The last 2 miles, we see kids and families hiking tentatively down, we see the dropoffs and switchbacks we did not see before. We see the massive vistas that we did not see before. The son starts getting annoyed with Dad taking SOOOOOO MANY PHOTOS.
Reviewing photos, now we can see him being fed up. Funny I didn’t see it when taking his photo. So much for my ability to spot nonverbal communication (one of my supposed specialties).
We arrive at the top, giddy as schoolkids. Dad Survives. We shuttle back to the car. It is only 2:30 pm at the top. Take that, pessimistic son!
Son: “Proud of you Dad. Good job. That was amazing. Whoo!”
Dad: “I need a BIG PIZZA and then shower and bed. These rubber legs are DONE.”
CMIO’s take? Don’t forget the hiking poles. And, sometimes sons (and canyons) have hidden depths.
Why make folks go to training or read a tip sheet if you could guide them just-in-time as they do their work?
Here’s a lovely example of our Physician Informatics Group (Large PIG) evolving as we improve the “intelligence” that our Electronic Health Record (EHR) supplies to our hardworking providers (physicians and advanced practice providers).
In the past
clinicians might have pulled up an app on their smartphone dedicated to the ASCVD: atherosclerotic cardiovascular disease RISK CALCULATOR, punch in some numbers and get a result to type back into the EHR.
Later on, some well known national websites would do the calculation for you. Still requires finding the website and typing in numbers.
Even later, we would put hyperlinks within the EHR to link you automatically, but the typing was still required to get an answer.
we have built a smartphrase (while using the EHR, in any text field, type “.ASCVDRISK”, hit the RETURN key, and Voila, the answer above:

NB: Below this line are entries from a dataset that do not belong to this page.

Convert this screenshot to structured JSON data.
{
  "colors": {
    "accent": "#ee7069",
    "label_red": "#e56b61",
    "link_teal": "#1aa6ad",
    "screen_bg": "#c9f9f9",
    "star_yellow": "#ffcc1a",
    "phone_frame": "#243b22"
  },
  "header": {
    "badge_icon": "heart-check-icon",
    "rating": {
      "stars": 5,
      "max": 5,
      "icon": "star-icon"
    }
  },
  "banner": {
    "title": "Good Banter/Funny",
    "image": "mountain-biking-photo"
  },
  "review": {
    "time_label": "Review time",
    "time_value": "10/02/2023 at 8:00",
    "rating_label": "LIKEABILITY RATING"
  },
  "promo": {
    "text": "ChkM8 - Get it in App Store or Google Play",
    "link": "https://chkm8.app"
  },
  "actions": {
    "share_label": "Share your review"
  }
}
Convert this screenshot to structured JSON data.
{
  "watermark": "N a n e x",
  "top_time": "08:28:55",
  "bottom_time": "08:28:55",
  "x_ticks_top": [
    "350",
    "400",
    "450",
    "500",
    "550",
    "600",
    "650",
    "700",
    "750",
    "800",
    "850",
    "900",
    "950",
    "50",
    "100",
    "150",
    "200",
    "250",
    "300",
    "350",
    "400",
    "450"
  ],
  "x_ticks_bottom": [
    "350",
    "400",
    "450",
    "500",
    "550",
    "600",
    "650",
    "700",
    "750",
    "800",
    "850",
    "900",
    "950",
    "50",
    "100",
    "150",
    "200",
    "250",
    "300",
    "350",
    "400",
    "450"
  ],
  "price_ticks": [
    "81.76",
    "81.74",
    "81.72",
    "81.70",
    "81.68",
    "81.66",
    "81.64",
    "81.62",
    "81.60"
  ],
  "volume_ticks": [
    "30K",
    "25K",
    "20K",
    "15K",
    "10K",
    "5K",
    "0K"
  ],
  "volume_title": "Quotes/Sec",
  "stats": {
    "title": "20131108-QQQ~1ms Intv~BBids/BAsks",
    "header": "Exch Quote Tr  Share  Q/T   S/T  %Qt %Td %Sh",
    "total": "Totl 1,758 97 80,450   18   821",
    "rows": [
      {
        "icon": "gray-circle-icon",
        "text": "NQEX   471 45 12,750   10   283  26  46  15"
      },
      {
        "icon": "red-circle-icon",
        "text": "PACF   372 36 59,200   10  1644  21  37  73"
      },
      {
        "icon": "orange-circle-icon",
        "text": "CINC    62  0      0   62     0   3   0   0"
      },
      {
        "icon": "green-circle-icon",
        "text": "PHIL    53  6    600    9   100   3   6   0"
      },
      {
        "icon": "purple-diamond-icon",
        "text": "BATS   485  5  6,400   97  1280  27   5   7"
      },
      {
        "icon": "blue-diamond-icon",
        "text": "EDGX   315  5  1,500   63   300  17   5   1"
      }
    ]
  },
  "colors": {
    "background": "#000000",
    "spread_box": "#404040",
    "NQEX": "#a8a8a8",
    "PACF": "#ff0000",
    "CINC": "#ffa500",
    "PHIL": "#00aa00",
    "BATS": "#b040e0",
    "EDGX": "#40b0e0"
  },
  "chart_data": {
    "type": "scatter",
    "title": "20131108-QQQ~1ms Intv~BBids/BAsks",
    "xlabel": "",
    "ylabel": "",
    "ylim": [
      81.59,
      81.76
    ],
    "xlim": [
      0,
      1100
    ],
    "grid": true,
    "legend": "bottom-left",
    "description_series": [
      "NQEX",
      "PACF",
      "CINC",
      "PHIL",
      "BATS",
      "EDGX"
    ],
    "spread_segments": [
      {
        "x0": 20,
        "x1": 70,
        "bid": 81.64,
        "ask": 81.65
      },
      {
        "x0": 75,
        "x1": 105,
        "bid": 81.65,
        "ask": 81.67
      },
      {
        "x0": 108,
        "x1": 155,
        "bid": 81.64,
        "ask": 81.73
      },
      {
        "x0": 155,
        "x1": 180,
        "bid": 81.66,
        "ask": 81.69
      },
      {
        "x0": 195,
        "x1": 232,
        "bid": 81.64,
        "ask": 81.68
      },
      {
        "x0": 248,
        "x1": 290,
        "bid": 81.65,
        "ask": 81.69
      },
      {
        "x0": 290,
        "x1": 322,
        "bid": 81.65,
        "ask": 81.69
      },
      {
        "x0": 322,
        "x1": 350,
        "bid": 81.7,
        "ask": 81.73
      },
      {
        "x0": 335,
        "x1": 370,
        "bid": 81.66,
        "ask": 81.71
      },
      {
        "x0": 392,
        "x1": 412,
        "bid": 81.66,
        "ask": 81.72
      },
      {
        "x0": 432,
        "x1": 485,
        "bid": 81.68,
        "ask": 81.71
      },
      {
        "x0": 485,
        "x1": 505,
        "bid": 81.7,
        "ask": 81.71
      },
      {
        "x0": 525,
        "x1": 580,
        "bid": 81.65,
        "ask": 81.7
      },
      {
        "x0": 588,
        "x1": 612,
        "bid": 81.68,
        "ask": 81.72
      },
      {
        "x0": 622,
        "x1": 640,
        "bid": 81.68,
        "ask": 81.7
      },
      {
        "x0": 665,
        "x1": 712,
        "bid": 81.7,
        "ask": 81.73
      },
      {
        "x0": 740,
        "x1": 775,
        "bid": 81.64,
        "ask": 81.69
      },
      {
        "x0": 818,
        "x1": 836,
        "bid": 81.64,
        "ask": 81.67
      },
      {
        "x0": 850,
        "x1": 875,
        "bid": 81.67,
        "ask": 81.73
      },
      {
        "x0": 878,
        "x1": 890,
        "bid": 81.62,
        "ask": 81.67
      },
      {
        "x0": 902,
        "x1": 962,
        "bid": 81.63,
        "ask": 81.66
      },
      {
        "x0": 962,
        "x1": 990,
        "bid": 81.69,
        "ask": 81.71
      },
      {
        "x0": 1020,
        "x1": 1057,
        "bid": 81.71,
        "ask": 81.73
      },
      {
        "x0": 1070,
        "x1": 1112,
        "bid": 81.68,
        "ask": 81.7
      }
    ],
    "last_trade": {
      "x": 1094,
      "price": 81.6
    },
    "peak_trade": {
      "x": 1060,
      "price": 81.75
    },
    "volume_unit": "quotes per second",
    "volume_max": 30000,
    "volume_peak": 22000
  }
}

Risk calculated based on what the EHR knows about your patient: age, sex, diabetes, smoking, blood pressure, cholesterol. AND THE ANSWER: 9.1%. FURTHERMORE, disappearing help text guides you to use this information appropriately, and only saves the relevant info to keep in your progress note.
My colleague’s wonderful metaphor for Clinical Decision Support like this?
Put the road signs on the road, not in the garage.
It is already hard enough to use an EHR with patients. Don’t make me go looking for that training document from weeks or months ago, don’t make me think. Make it easy to do the right thing. It is a small celebration every time we can do this right.
CMIO’s take? Thanks to Rich Altman MD for a beautiful new tool in our system. What road signs can YOU take out of the garage and put on the road?